gender of respondent event occurs while at home
Gender of Respondent[Event occurs while at home]

At home, gender effect is significant for all three scenarios.

When event occurs while at work/another building, gender effect is significant in two of three scenarios.

summary findings from scenarios
Summary Findings From Scenarios:

Percentage of people who would leave their home immediately is not large

Many people will leave their place of work if the event is far away (‘minimal hazard’)

Most of these will head to their homes

The scenarios with greater ‘hazard’ did raise perception of risk

But the rates of leaving are similar for moderate and maximum hazards

Higher education, prior positive experience in an emergency, female gender also increase sheltering compliance

Still to come: multivariate analysis using HLM

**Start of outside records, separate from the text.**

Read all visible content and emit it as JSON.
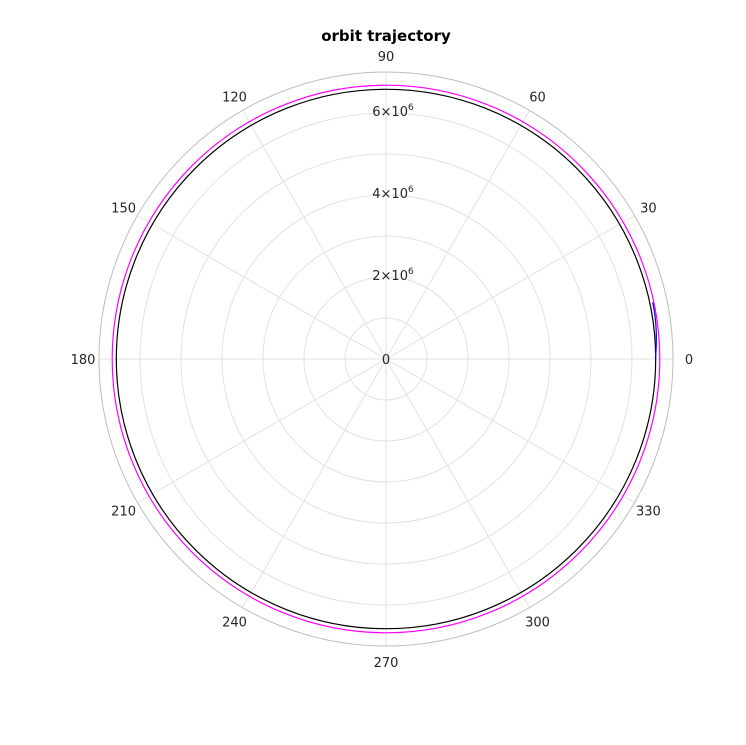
{
  "chart_data": {
    "type": "polar-line",
    "title": "orbit trajectory",
    "r_lim": [
      0,
      7000000
    ],
    "r_ticks": [
      {
        "value": 0,
        "label": "0"
      },
      {
        "value": 2000000,
        "base": "2×10",
        "exp": "6"
      },
      {
        "value": 4000000,
        "base": "4×10",
        "exp": "6"
      },
      {
        "value": 6000000,
        "base": "6×10",
        "exp": "6"
      }
    ],
    "theta_ticks": [
      "0",
      "30",
      "60",
      "90",
      "120",
      "150",
      "180",
      "210",
      "240",
      "270",
      "300",
      "330"
    ],
    "theta_tick_values": [
      0,
      30,
      60,
      90,
      120,
      150,
      180,
      210,
      240,
      270,
      300,
      330
    ],
    "grid": true,
    "series": [
      {
        "type": "circle",
        "radius": 6578000,
        "color": "#000000"
      },
      {
        "type": "circle",
        "radius": 6678000,
        "color": "#ff00ff"
      },
      {
        "type": "arc",
        "radius_start": 6570000,
        "radius_end": 6650000,
        "theta_start": 0,
        "theta_end": 12,
        "color": "#0000ff"
      }
    ]
  }
}
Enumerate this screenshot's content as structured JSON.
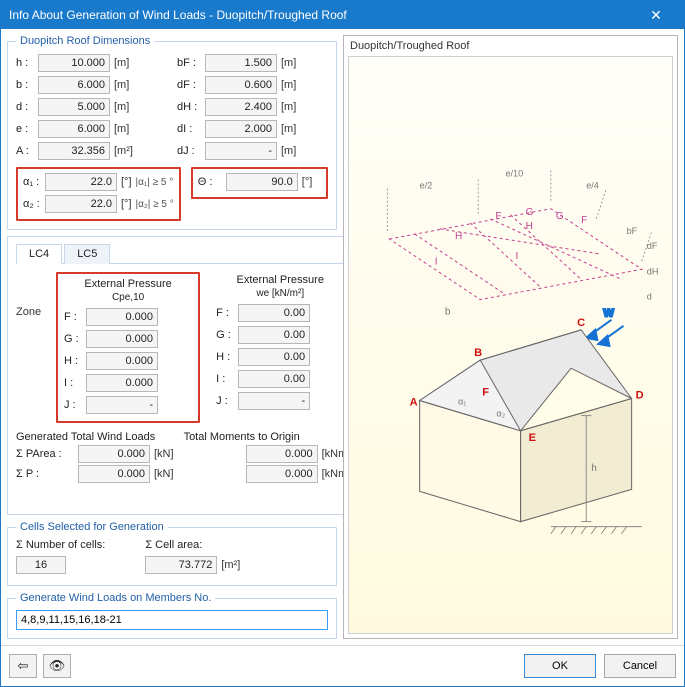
{
  "title": "Info About Generation of Wind Loads  -  Duopitch/Troughed Roof",
  "groups": {
    "dimensions": "Duopitch Roof Dimensions",
    "cells": "Cells Selected for Generation",
    "members": "Generate Wind Loads on Members No."
  },
  "dims": {
    "h": {
      "label": "h :",
      "value": "10.000",
      "unit": "[m]"
    },
    "b": {
      "label": "b :",
      "value": "6.000",
      "unit": "[m]"
    },
    "d": {
      "label": "d :",
      "value": "5.000",
      "unit": "[m]"
    },
    "e": {
      "label": "e :",
      "value": "6.000",
      "unit": "[m]"
    },
    "A": {
      "label": "A :",
      "value": "32.356",
      "unit": "[m²]"
    },
    "bF": {
      "label": "bF :",
      "value": "1.500",
      "unit": "[m]"
    },
    "dF": {
      "label": "dF :",
      "value": "0.600",
      "unit": "[m]"
    },
    "dH": {
      "label": "dH :",
      "value": "2.400",
      "unit": "[m]"
    },
    "dI": {
      "label": "dI :",
      "value": "2.000",
      "unit": "[m]"
    },
    "dJ": {
      "label": "dJ :",
      "value": "-",
      "unit": "[m]"
    },
    "a1": {
      "label": "α₁ :",
      "value": "22.0",
      "unit": "[°]",
      "note": "|α₁| ≥ 5 °"
    },
    "a2": {
      "label": "α₂ :",
      "value": "22.0",
      "unit": "[°]",
      "note": "|α₂| ≥ 5 °"
    },
    "theta": {
      "label": "Θ :",
      "value": "90.0",
      "unit": "[°]"
    }
  },
  "tabs": {
    "lc4": "LC4",
    "lc5": "LC5"
  },
  "zone_header": "Zone",
  "pressure": {
    "ext_title": "External Pressure",
    "cpe_sub": "Cpe,10",
    "we_sub": "we [kN/m²]",
    "F": {
      "label": "F :",
      "cpe": "0.000",
      "we": "0.00"
    },
    "G": {
      "label": "G :",
      "cpe": "0.000",
      "we": "0.00"
    },
    "H": {
      "label": "H :",
      "cpe": "0.000",
      "we": "0.00"
    },
    "I": {
      "label": "I :",
      "cpe": "0.000",
      "we": "0.00"
    },
    "J": {
      "label": "J :",
      "cpe": "-",
      "we": "-"
    }
  },
  "totals": {
    "gen_title": "Generated Total Wind Loads",
    "mom_title": "Total Moments to Origin",
    "pArea": {
      "label": "Σ PArea :",
      "value": "0.000",
      "unit": "[kN]"
    },
    "p": {
      "label": "Σ P :",
      "value": "0.000",
      "unit": "[kN]"
    },
    "m1": {
      "value": "0.000",
      "unit": "[kNm]"
    },
    "m2": {
      "value": "0.000",
      "unit": "[kNm]"
    }
  },
  "cells": {
    "numLabel": "Σ Number of cells:",
    "num": "16",
    "areaLabel": "Σ Cell area:",
    "area": "73.772",
    "areaUnit": "[m²]"
  },
  "members": {
    "value": "4,8,9,11,15,16,18-21"
  },
  "diagram": {
    "title": "Duopitch/Troughed Roof"
  },
  "buttons": {
    "ok": "OK",
    "cancel": "Cancel"
  }
}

are survey experiments externally valid
Are survey experiments externally valid?
  • Survey experiments help to establish external validity
    • Because they are carried out on broadly representative populations
  • But answering a survey question or judging a vignette is not necessary a ‘real world’ test
    • External validity is not assured by the design
  • External validity isn’t a problem for applied survey methods experiments
    • The survey itself is the ‘real world’ setting for the behavior of interest
survey experiments aren t free
Survey experiments aren’t free
  • Full-scale stand-alone survey experiments are expensive
    • Factorial designs are hungry for cases
  • Adding a small experiment to an existing survey costs less
  • But the added experiment does increase costs at every step
    • Design, sample creation, programming
    • Interviewer training, sample management
    • Data entry, analysis, reporting, project management
  • Split-ballot wording experiments on existing items reduce statistical power of the original question
    • Asked in the control group only, smaller n
we need more survey experiments
We need more survey experiments
  • Most questions used in most surveys have never been subjected to rigorous testing in experiments
    • Substantial improvements in measurement might be achievable through more experimentation
  • Despite small n’s and low power, testing of questions in pre-tests is potentially useful to the practitioner
    • Let’s do more pre-test experiments!
  • Possibilities for substantive research are boundless
new technologies are changing our survey experiments
New technologies are changing our survey experiments
  • Computerization has made experimentation easier in every mode (CAPI, CATI, CASI, Web)
  • Capture of para-data sheds new light on outcomes
  • New multimedia tools offer enhanced possibilities for presenting experimental stimuli
  • The Internet allows experimenters to reach outside the ‘subject pool’ to the general public
    • But not always using probability sampling
the knowledge gaps are closing
The ‘knowledge gaps’ are closing . . .
  • Survey experiments are increasing in number and sophistication
    • Survey researchers learning more about experiments
  • Behavioral scientists moving more of their experiments to the Internet
    • Seeking larger, more representative samples
  • The traditional lines between survey research and social science experiments are blurring further . . .

. . . to the mutual benefit of both!

you ve seen the movie now read the book
You’ve seen the movie . . . now read the book!

Steven L. Nock and Thomas M. Guterbock

“Survey Experiments.”

Chapter in James Wright and Peter Marsden, eds., Handbook of Survey Research, Second Edition. Wiley Interscience, 2010.

survey experiments past present future1

2010 Annual Conference

Harvard Program in Survey Research

October 22, 2010

Survey Experiments:Past, Present, Future

Thomas M. Guterbock

Director, Center for Survey Research

University of Virginia